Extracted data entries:
*****
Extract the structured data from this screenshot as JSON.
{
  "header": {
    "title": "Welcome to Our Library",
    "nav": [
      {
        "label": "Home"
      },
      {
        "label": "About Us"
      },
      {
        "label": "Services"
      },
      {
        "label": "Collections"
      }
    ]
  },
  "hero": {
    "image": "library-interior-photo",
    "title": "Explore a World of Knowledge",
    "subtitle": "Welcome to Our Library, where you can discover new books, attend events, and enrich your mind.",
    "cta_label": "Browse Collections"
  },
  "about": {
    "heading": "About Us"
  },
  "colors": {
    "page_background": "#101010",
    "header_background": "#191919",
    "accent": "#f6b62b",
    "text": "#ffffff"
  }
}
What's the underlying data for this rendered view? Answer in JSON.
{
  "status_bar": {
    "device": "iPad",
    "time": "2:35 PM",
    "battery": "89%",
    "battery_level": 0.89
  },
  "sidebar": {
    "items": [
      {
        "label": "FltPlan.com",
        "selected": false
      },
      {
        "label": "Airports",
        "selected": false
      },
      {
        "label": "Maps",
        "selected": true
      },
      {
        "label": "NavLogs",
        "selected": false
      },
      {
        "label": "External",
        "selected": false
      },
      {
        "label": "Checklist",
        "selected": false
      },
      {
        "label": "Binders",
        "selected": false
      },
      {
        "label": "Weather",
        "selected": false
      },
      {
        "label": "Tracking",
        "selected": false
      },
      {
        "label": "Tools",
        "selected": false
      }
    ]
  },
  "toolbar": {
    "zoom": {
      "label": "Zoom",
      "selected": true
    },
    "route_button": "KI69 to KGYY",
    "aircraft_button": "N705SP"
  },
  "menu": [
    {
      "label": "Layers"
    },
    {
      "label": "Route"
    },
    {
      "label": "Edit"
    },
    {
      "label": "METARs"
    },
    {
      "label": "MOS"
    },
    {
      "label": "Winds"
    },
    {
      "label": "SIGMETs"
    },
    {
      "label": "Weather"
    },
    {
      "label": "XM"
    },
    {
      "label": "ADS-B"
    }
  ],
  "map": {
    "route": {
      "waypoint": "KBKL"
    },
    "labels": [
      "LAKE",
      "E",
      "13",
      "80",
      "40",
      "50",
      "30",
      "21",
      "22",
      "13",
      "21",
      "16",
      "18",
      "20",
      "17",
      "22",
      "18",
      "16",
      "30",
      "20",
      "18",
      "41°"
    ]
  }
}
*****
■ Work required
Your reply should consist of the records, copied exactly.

■ Solution to this exercise
Extract the structured data from this screenshot as JSON.
{
  "header": {
    "title": "Welcome to Our Library",
    "nav": [
      {
        "label": "Home"
      },
      {
        "label": "About Us"
      },
      {
        "label": "Services"
      },
      {
        "label": "Collections"
      }
    ]
  },
  "hero": {
    "image": "library-interior-photo",
    "title": "Explore a World of Knowledge",
    "subtitle": "Welcome to Our Library, where you can discover new books, attend events, and enrich your mind.",
    "cta_label": "Browse Collections"
  },
  "about": {
    "heading": "About Us"
  },
  "colors": {
    "page_background": "#101010",
    "header_background": "#191919",
    "accent": "#f6b62b",
    "text": "#ffffff"
  }
}
What's the underlying data for this rendered view? Answer in JSON.
{
  "status_bar": {
    "device": "iPad",
    "time": "2:35 PM",
    "battery": "89%",
    "battery_level": 0.89
  },
  "sidebar": {
    "items": [
      {
        "label": "FltPlan.com",
        "selected": false
      },
      {
        "label": "Airports",
        "selected": false
      },
      {
        "label": "Maps",
        "selected": true
      },
      {
        "label": "NavLogs",
        "selected": false
      },
      {
        "label": "External",
        "selected": false
      },
      {
        "label": "Checklist",
        "selected": false
      },
      {
        "label": "Binders",
        "selected": false
      },
      {
        "label": "Weather",
        "selected": false
      },
      {
        "label": "Tracking",
        "selected": false
      },
      {
        "label": "Tools",
        "selected": false
      }
    ]
  },
  "toolbar": {
    "zoom": {
      "label": "Zoom",
      "selected": true
    },
    "route_button": "KI69 to KGYY",
    "aircraft_button": "N705SP"
  },
  "menu": [
    {
      "label": "Layers"
    },
    {
      "label": "Route"
    },
    {
      "label": "Edit"
    },
    {
      "label": "METARs"
    },
    {
      "label": "MOS"
    },
    {
      "label": "Winds"
    },
    {
      "label": "SIGMETs"
    },
    {
      "label": "Weather"
    },
    {
      "label": "XM"
    },
    {
      "label": "ADS-B"
    }
  ],
  "map": {
    "route": {
      "waypoint": "KBKL"
    },
    "labels": [
      "LAKE",
      "E",
      "13",
      "80",
      "40",
      "50",
      "30",
      "21",
      "22",
      "13",
      "21",
      "16",
      "18",
      "20",
      "17",
      "22",
      "18",
      "16",
      "30",
      "20",
      "18",
      "41°"
    ]
  }
}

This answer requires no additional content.